The national press is in full-throated rant about Quebec’s policy against overt religious coverings, symbols and trinkets being worn by state employees.
A government that posts sketches of impermissible religious dress in the public-sector workplace, as the Parti Québécois did on Tuesday, has cut itself off from its province’s roots of tolerance and freedom of conscience, and Canada’s. And once it has done so, how far will it go?
Farther, is my guess. When the last Protestant in Quebec graveyard is bulldozed, or finally abandoned to weeds, then the Parti Quebecois will breathe a sigh of relief. It is the path they have been on for forty years and they are not stopping now.

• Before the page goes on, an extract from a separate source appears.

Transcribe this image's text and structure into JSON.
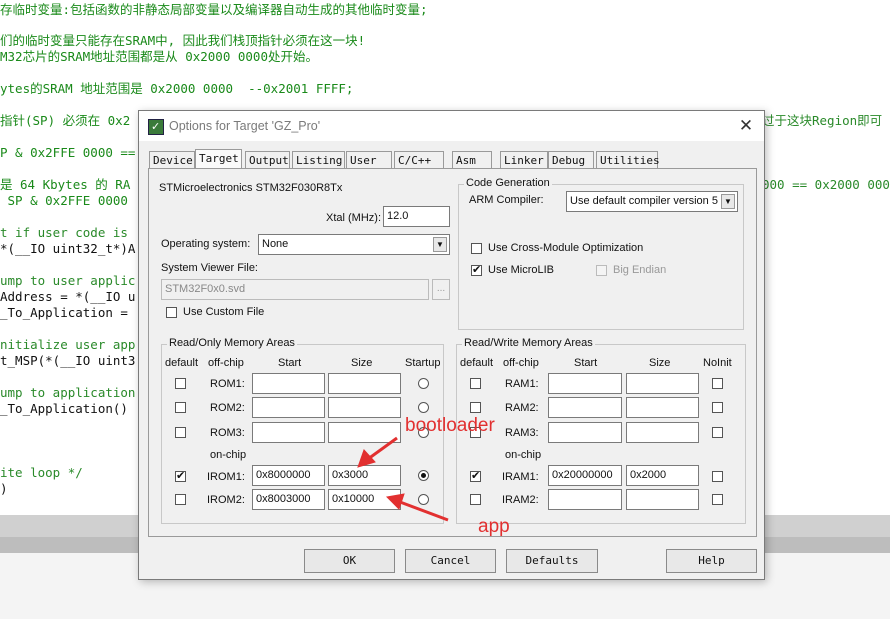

The National Post’s Jonathan Kay gets to the point about face-coverings, and I agree with him, as I am sure all readers would:
It is only a tiny slice of Canadian Muslims who support the wearing of the niqab: Most of this country’s Islamic community, no doubt, finds face-covering as alienating as the rest of us. Yet Ms. Marois’ legislation shows how the minority of Muslims who don the niqab is threatening religious freedom for everyone else: Because it is unseemly to crack down on just one religious or cultural tradition, the anti-niqab backlash in Quebec has taken the form of incipient legislation that targets all religious communities. If the niqab, then the turban. If the turban, then the Star of David. If the Star of David, then the Christian Cross. And if the Christian Cross, well then, even non-face-covering Muslim headscarves are outré, as well.
The contradictions, inconsistencies, stupidity and injustice in all this are too glaring for any fair-minded person to overlook. So is the massive unwarranted incursion by the state into the private choices of individuals. The PQ, in a bid for a galvanizing cause, has resorted to demagoguery, beneath which simmers barely concealed bigotry. This may be the battle Marois wanted: That no longer matters. The “Charter of Quebec Values” is an abomination. Quebecers and all Canadians should say so, come what may.
No, sir. Reaction should be proportionate to the offence. Quebec is ruling in a sensitive issue, yes. But think for a moment.
- The state tells women to cover themselves decently, from breasts to thighs. Men cannot go around naked. The state does regulate dress.
- It has a right to enforce dress codes for its public servants more particular or stringent than general provisions for decency.
Of course the Parti Quebecois is creating a cynical wedge issue, and I am reasonably sure they will win on this, electorally, and in surprizingly large majorities.
Is the proposed legislation over-broad? Yes. Will it lead to vexatious enforcement by vexing enforcers? Yes. Is it constitutional? Probably not, but not so unconstitutional as to be thrown out entirely, and the Supremes may well tailor the code to suit their own ideas while affirming the principle of the government’s right to determine dress codes for employees.
And most important, will English Canada’s overblown reaction do any good? No. It will harden Quebec attitudes, but that is less important than this fact: it will make more difficult the social regulation of Islam, which is not far off in English Canada too.
Everyone take a valium.
Addendum: Parti Quebecois support now at 40% among French Quebecers, according to polls conducted for the Globe.